Friday, October 1, 2010

Short Bio About Twiggy

TwiggyImage by Thuany Gabriela via FlickrBy Charles Bloom

The fashion of the 1960s was a drastic departure from that of the 1950s. Slim, girlish figures were popular in favor of the curvy silhouette of decades past. Fashion in general became focused on a more youthful, slender, and generally a gamine look. The models in the fashion industry too began to reflect this general switch in aesthetic. There were several lanky, girlish models who exemplified the new 60s look. British based women Jean Shrimpton and Colleen Corby were among the most idolized models. But no models were more prolific or successful than Twiggy.

Twiggy was born Lesley Hornby on September 19, 1949. She was brought up in London by working-class parents who strived to provide opportunities for their aspiring young daughter. Twiggy's mother Lydia was an expert seamstress, and passed her knowledge of sewing and fashion design on to her daughter. Twiggy was recognized in school as the beautiful, fashionable girl who sewed her own clothes.

Lesley went to get her hair short and colored blonde in January of 1966. The stylist took headshots of her and used them as advertisements for his salon. A model scout and professional photographer saw the photos and sought out the young Lesley who was only 16 and still living with her parents. She was featured in a local magazine modeling clothing, and her modeling career took off quickly. Managed by her hairdresser boyfriend, the 91 pound, 5'6, diminutive girl became a cultural sensation.

Twiggy, called "Twigs" as a child after her slim, boyish figure, hated how she looked, but in that opinion she seemed to be alone. Within a month of her appearing in the local magazine, she had over a dozen editorials in Vogue. She was covered by several high-profile newspapers and magazines including the New Yorker. Twiggy was referred to as a "phenomenon." She modeled in the U.S., France, and Japan. Twiggy was on the cover of Paris Vogue, British Vogue, and even American Vogue, which she graced three times with her presence.

Twiggy's thin and boyish figure gained criticism for promoting an excessively thin and arguably unhealthy episode. Today, girls go to extreme lengths to acquire and maintain a slim figure, similar to Twiggy's. Today, Twiggy has denounced exceptionally thin models, and claims that her own petit physique was genetic. Her family had a history of skinny people, and she ate responsibly. The slim look that was popularized in the 1960s has not regressed just yet.

Twiggy quit modeling in 1970, preferring to focus on other aspects of her life. She won awards for her singing and acting, and her stage acting was particularly lauded. Twiggy won two Golden Globes for her performance in the musical The Boy Friend. She also became a television host; her show was called simply Twiggy.
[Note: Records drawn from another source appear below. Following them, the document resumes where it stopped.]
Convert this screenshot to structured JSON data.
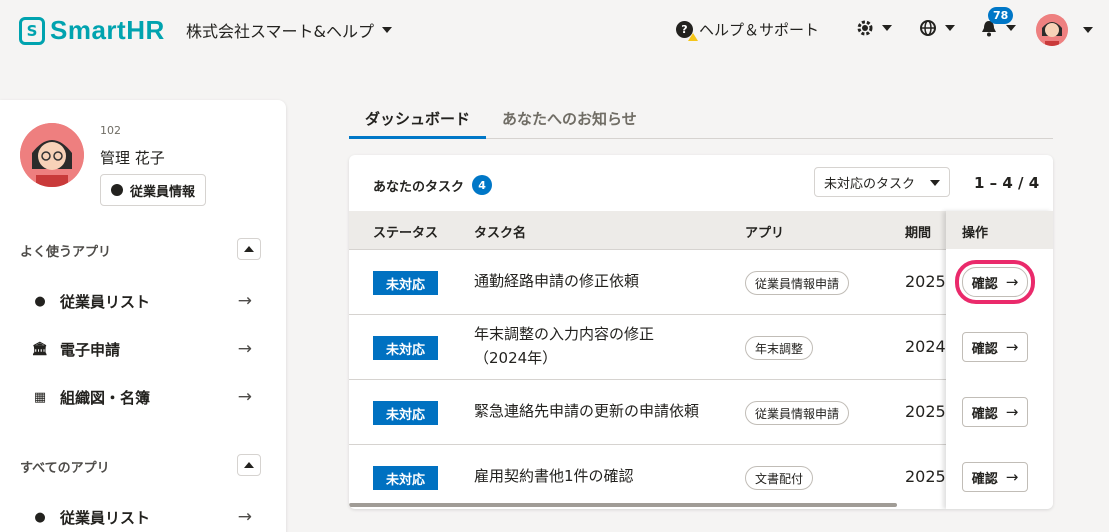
{
  "header": {
    "logo_text": "SmartHR",
    "company": "株式会社スマート&ヘルプ",
    "help_label": "ヘルプ＆サポート",
    "notification_count": "78"
  },
  "sidebar": {
    "employee_no": "102",
    "employee_name": "管理 花子",
    "employee_info_button": "従業員情報",
    "favorites_title": "よく使うアプリ",
    "favorites": [
      {
        "label": "従業員リスト",
        "icon": "person-icon"
      },
      {
        "label": "電子申請",
        "icon": "bank-icon"
      },
      {
        "label": "組織図・名簿",
        "icon": "org-chart-icon"
      }
    ],
    "all_apps_title": "すべてのアプリ",
    "all_apps": [
      {
        "label": "従業員リスト",
        "icon": "person-icon"
      }
    ]
  },
  "tabs": [
    {
      "label": "ダッシュボード",
      "active": true
    },
    {
      "label": "あなたへのお知らせ",
      "active": false
    }
  ],
  "tasks": {
    "title": "あなたのタスク",
    "count": "4",
    "filter_value": "未対応のタスク",
    "pagination": "1 – 4 / 4",
    "columns": [
      "ステータス",
      "タスク名",
      "アプリ",
      "期間",
      "操作"
    ],
    "rows": [
      {
        "status": "未対応",
        "task_line1": "通勤経路申請の修正依頼",
        "task_line2": "",
        "app": "従業員情報申請",
        "period": "2025/",
        "action": "確認"
      },
      {
        "status": "未対応",
        "task_line1": "年末調整の入力内容の修正",
        "task_line2": "（2024年）",
        "app": "年末調整",
        "period": "2024/",
        "action": "確認"
      },
      {
        "status": "未対応",
        "task_line1": "緊急連絡先申請の更新の申請依頼",
        "task_line2": "",
        "app": "従業員情報申請",
        "period": "2025/",
        "action": "確認"
      },
      {
        "status": "未対応",
        "task_line1": "雇用契約書他1件の確認",
        "task_line2": "",
        "app": "文書配付",
        "period": "2025/",
        "action": "確認"
      }
    ]
  },
  "colors": {
    "brand": "#00a3af",
    "accent": "#0077c7",
    "highlight": "#ea2a6b"
  }
}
Today, Twiggy makes appearances on various television programs, recently as a judge on America's Next Top Model. Twiggy still occasionally models for Marks and Spencer shopping chain and Olay skin products. She lives in London with her husband of 20 years, Leigh Lawson.

Charles Bloom

Article Source:

Enhanced by Zemanta

1 comment: